RECORDS PROVIDED —

==============================

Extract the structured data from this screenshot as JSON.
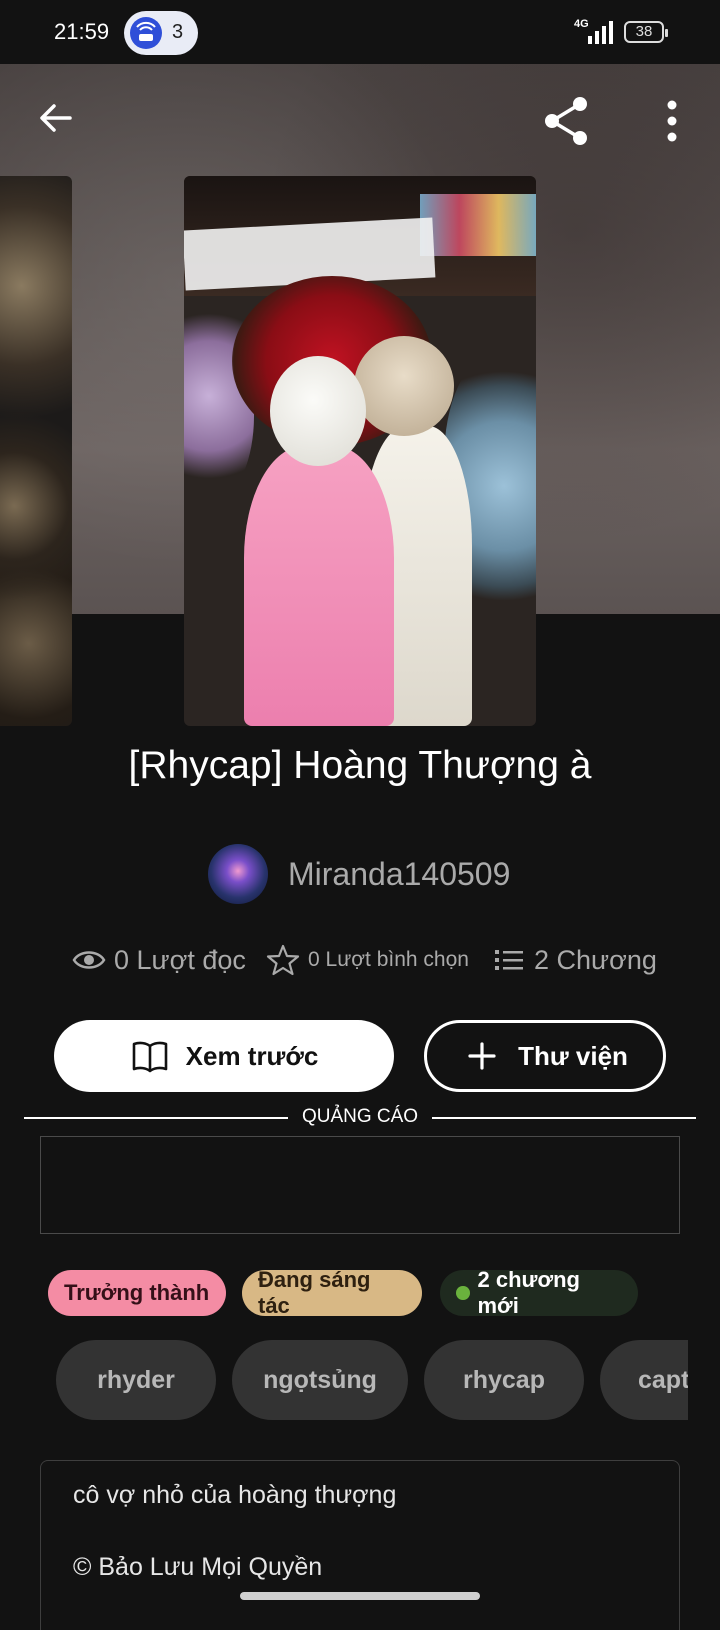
{
  "status_bar": {
    "time": "21:59",
    "notification_count": "3",
    "network": "4G",
    "battery": "38"
  },
  "toolbar": {
    "back_icon": "arrow-left-icon",
    "share_icon": "share-icon",
    "more_icon": "more-vertical-icon"
  },
  "story": {
    "title": "[Rhycap] Hoàng Thượng à",
    "author": "Miranda140509",
    "stats": {
      "reads": "0 Lượt đọc",
      "votes": "0 Lượt bình chọn",
      "chapters": "2 Chương"
    }
  },
  "actions": {
    "preview_label": "Xem trước",
    "library_label": "Thư viện"
  },
  "ad": {
    "label": "QUẢNG CÁO"
  },
  "badges": {
    "mature": "Trưởng thành",
    "ongoing": "Đang sáng tác",
    "new_chapters": "2 chương mới"
  },
  "tags": [
    "rhyder",
    "ngọtsủng",
    "rhycap",
    "capt"
  ],
  "description": {
    "line1": "cô vợ nhỏ của hoàng thượng",
    "line2": "© Bảo Lưu Mọi Quyền"
  },
  "colors": {
    "background": "#121212",
    "mature_badge": "#f48ca4",
    "ongoing_badge": "#d8b885",
    "new_dot": "#6ab23d",
    "tag_bg": "#333333"
  }
}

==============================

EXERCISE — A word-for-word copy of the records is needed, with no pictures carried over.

ANSWER TO THIS PROBLEM —
Extract the structured data from this screenshot as JSON.
{
  "status_bar": {
    "time": "21:59",
    "notification_count": "3",
    "network": "4G",
    "battery": "38"
  },
  "toolbar": {
    "back_icon": "arrow-left-icon",
    "share_icon": "share-icon",
    "more_icon": "more-vertical-icon"
  },
  "story": {
    "title": "[Rhycap] Hoàng Thượng à",
    "author": "Miranda140509",
    "stats": {
      "reads": "0 Lượt đọc",
      "votes": "0 Lượt bình chọn",
      "chapters": "2 Chương"
    }
  },
  "actions": {
    "preview_label": "Xem trước",
    "library_label": "Thư viện"
  },
  "ad": {
    "label": "QUẢNG CÁO"
  },
  "badges": {
    "mature": "Trưởng thành",
    "ongoing": "Đang sáng tác",
    "new_chapters": "2 chương mới"
  },
  "tags": [
    "rhyder",
    "ngọtsủng",
    "rhycap",
    "capt"
  ],
  "description": {
    "line1": "cô vợ nhỏ của hoàng thượng",
    "line2": "© Bảo Lưu Mọi Quyền"
  },
  "colors": {
    "background": "#121212",
    "mature_badge": "#f48ca4",
    "ongoing_badge": "#d8b885",
    "new_dot": "#6ab23d",
    "tag_bg": "#333333"
  }
}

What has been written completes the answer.